Whenever a line in the data holds the string "content", pull that line out.

GIVEN DATA below:

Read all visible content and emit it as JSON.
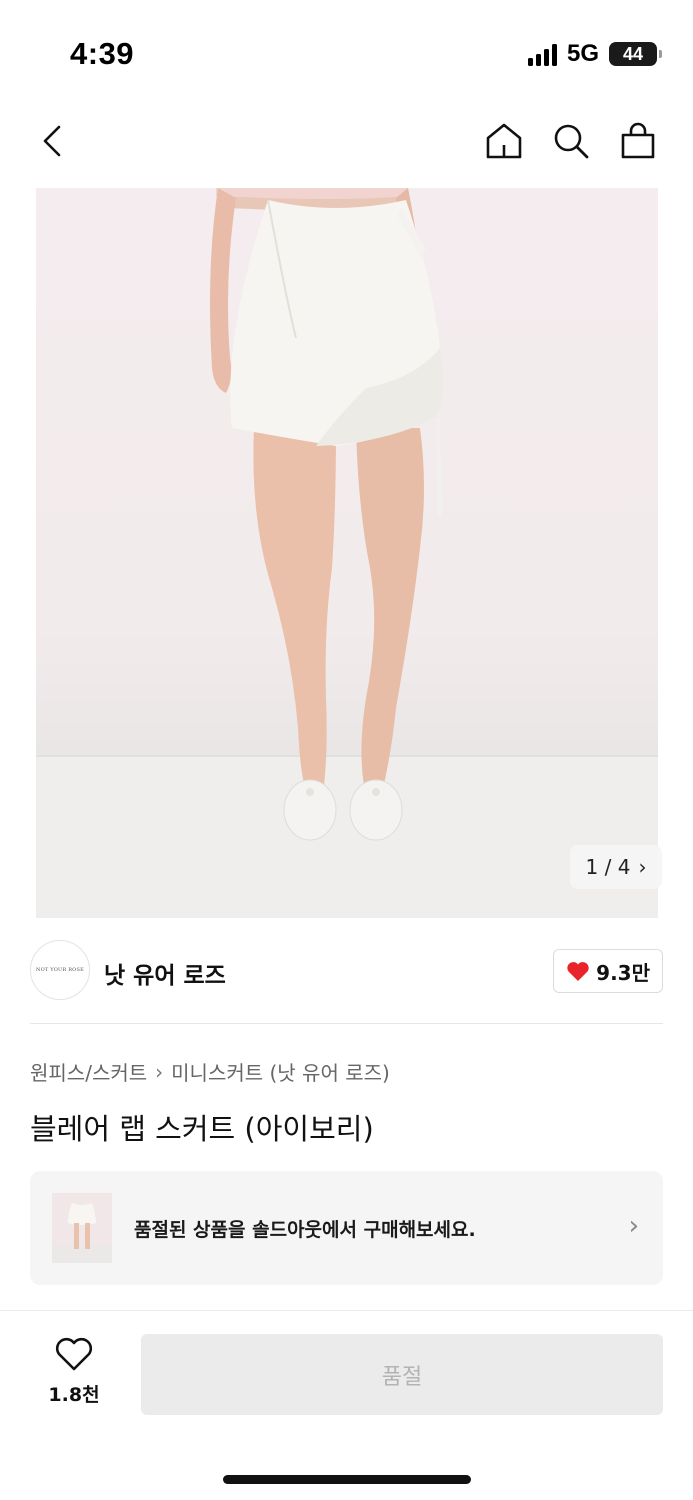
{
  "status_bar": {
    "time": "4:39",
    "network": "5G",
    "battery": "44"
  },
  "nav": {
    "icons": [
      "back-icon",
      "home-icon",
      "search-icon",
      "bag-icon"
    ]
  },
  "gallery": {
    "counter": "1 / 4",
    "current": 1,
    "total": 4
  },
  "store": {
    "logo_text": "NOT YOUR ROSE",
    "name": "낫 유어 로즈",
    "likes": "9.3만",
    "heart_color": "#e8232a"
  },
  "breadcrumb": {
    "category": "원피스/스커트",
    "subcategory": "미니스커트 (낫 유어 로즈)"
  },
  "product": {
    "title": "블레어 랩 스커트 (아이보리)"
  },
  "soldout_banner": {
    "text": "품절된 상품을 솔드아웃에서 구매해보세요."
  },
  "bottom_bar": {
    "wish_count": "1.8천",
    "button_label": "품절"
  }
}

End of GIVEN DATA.
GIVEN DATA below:

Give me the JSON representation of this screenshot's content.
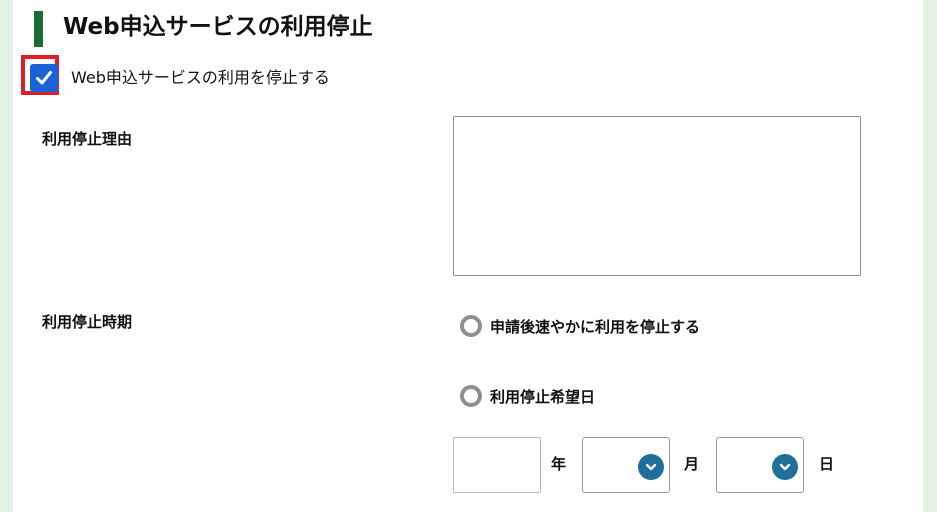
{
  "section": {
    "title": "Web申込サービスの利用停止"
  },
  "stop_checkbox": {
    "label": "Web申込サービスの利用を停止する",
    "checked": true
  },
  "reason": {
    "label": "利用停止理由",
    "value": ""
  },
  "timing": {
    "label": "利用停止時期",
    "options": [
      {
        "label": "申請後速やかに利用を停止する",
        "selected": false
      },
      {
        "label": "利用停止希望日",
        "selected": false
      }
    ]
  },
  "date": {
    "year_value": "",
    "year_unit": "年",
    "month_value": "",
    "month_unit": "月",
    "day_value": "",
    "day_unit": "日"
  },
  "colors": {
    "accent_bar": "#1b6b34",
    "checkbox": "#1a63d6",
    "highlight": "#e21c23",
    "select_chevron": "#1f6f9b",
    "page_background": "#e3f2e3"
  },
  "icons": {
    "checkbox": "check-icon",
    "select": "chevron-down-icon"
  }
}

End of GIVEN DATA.

**ANSWER FOR THE TASK**
Read all visible content and emit it as JSON.
Give me the JSON representation of this screenshot's content.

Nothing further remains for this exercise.